Pick out the lines below that include the string "title".

:: Web page and app entries ::
::::::::::

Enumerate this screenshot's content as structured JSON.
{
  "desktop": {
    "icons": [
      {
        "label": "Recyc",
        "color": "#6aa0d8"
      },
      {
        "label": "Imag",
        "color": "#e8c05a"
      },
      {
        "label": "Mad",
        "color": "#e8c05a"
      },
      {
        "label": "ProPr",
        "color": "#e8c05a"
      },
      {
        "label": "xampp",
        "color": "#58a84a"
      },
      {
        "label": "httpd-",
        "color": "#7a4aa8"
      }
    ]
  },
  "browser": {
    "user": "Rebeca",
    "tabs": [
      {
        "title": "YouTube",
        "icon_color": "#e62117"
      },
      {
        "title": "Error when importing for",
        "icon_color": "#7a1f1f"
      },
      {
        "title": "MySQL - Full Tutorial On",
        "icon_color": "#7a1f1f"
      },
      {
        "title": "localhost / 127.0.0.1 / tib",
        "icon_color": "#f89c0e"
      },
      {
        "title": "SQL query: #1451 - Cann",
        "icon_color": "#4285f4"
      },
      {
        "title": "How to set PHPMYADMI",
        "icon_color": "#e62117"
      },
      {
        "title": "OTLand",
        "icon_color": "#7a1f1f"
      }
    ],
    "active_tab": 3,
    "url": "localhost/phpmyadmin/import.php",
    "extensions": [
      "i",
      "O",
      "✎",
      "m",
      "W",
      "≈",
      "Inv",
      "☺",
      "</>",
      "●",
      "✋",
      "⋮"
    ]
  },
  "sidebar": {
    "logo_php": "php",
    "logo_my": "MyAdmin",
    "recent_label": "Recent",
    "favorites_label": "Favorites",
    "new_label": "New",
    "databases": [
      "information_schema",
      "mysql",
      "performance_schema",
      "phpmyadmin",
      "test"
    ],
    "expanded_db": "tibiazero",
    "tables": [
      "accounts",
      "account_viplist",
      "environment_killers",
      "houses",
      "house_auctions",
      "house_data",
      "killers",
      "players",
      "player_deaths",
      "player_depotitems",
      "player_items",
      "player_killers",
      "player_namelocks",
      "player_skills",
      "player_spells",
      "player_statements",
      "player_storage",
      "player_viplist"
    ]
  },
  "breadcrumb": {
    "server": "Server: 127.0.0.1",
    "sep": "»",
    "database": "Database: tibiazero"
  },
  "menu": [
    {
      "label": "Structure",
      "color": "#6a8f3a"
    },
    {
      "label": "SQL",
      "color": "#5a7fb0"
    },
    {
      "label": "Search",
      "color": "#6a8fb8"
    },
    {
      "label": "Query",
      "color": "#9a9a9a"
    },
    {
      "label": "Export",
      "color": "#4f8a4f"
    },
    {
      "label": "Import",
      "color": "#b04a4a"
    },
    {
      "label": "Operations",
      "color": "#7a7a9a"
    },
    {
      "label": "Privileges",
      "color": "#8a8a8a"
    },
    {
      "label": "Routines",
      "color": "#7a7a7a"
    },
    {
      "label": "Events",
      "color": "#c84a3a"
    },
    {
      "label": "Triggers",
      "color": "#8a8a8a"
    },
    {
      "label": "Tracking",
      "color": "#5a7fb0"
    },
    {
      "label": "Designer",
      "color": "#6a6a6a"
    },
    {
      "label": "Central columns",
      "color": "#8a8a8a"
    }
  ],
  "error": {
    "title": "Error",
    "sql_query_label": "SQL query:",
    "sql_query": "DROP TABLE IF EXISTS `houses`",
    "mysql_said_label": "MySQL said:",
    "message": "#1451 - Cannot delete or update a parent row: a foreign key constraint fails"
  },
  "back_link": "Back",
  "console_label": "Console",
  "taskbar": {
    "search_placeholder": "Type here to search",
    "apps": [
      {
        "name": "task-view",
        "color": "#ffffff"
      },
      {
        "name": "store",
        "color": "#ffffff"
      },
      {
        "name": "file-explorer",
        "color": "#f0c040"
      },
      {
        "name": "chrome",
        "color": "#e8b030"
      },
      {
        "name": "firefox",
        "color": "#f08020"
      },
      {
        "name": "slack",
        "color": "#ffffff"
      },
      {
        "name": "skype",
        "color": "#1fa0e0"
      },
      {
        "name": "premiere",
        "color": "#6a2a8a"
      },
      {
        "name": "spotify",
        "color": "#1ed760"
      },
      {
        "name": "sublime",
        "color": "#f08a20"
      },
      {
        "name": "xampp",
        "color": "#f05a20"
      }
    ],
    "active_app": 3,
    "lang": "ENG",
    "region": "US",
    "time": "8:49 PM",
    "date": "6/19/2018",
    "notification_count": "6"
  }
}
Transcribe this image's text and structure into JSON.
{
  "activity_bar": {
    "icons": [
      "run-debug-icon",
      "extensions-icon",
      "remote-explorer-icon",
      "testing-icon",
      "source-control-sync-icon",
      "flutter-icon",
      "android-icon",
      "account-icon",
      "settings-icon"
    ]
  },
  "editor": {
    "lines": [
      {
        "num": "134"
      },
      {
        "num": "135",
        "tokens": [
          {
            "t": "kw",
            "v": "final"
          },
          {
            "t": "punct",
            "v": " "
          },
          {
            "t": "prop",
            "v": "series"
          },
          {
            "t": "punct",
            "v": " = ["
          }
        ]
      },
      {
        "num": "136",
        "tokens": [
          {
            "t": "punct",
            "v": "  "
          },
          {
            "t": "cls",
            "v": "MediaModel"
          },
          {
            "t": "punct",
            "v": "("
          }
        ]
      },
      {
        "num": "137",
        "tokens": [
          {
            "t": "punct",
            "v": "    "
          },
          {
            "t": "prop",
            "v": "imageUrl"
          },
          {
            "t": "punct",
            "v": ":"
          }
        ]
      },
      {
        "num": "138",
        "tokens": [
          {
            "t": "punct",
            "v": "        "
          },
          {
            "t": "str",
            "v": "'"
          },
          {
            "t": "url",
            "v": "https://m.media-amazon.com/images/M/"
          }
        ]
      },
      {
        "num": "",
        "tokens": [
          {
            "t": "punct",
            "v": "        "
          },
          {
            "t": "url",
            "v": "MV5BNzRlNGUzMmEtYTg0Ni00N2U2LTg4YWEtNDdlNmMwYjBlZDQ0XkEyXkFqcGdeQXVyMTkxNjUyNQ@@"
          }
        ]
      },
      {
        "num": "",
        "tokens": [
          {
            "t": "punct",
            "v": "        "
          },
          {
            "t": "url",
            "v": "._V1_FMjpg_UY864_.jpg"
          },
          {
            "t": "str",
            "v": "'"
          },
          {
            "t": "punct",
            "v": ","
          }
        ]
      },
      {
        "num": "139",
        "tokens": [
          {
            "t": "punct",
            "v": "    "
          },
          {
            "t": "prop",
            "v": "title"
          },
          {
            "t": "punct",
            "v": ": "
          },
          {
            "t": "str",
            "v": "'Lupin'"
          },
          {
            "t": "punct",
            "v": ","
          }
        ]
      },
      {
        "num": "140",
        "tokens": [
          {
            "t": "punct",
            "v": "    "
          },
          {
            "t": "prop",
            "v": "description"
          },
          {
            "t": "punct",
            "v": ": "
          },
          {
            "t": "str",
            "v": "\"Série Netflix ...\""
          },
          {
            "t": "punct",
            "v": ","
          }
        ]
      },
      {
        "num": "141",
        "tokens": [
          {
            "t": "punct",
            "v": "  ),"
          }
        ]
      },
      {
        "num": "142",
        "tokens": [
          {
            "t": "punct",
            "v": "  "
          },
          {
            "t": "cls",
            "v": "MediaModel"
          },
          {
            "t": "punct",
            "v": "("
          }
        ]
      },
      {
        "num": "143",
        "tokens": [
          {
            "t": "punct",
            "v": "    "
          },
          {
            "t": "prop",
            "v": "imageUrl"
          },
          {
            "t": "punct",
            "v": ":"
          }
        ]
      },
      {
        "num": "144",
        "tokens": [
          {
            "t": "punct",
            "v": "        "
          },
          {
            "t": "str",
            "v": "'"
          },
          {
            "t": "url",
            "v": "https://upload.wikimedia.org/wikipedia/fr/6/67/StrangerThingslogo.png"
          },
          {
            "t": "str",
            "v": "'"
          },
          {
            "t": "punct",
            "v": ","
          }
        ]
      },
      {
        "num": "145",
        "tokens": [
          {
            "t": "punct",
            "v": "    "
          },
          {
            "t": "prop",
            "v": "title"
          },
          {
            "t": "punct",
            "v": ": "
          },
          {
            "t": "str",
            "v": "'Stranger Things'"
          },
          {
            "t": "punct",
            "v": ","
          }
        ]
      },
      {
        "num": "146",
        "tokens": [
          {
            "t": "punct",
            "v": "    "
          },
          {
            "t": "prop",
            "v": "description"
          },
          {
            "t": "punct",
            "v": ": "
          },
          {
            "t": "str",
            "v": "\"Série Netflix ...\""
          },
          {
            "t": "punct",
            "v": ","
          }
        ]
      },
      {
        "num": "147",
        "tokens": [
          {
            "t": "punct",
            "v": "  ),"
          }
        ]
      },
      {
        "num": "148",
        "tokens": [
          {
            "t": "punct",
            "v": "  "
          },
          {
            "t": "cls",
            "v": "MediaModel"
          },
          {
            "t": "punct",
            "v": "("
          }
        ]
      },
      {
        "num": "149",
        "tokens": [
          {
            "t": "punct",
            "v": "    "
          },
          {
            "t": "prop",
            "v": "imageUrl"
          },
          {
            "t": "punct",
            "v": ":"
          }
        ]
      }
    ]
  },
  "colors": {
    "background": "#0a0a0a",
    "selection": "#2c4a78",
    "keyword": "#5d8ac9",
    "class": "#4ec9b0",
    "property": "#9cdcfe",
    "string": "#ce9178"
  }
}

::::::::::

:: Reply to the exercise ::
        "title": "YouTube",
        "title": "Error when importing for",
        "title": "MySQL - Full Tutorial On",
        "title": "localhost / 127.0.0.1 / tib",
        "title": "SQL query: #1451 - Cann",
        "title": "How to set PHPMYADMI",
        "title": "OTLand",
    "title": "Error",
            "v": "title"
            "v": "title"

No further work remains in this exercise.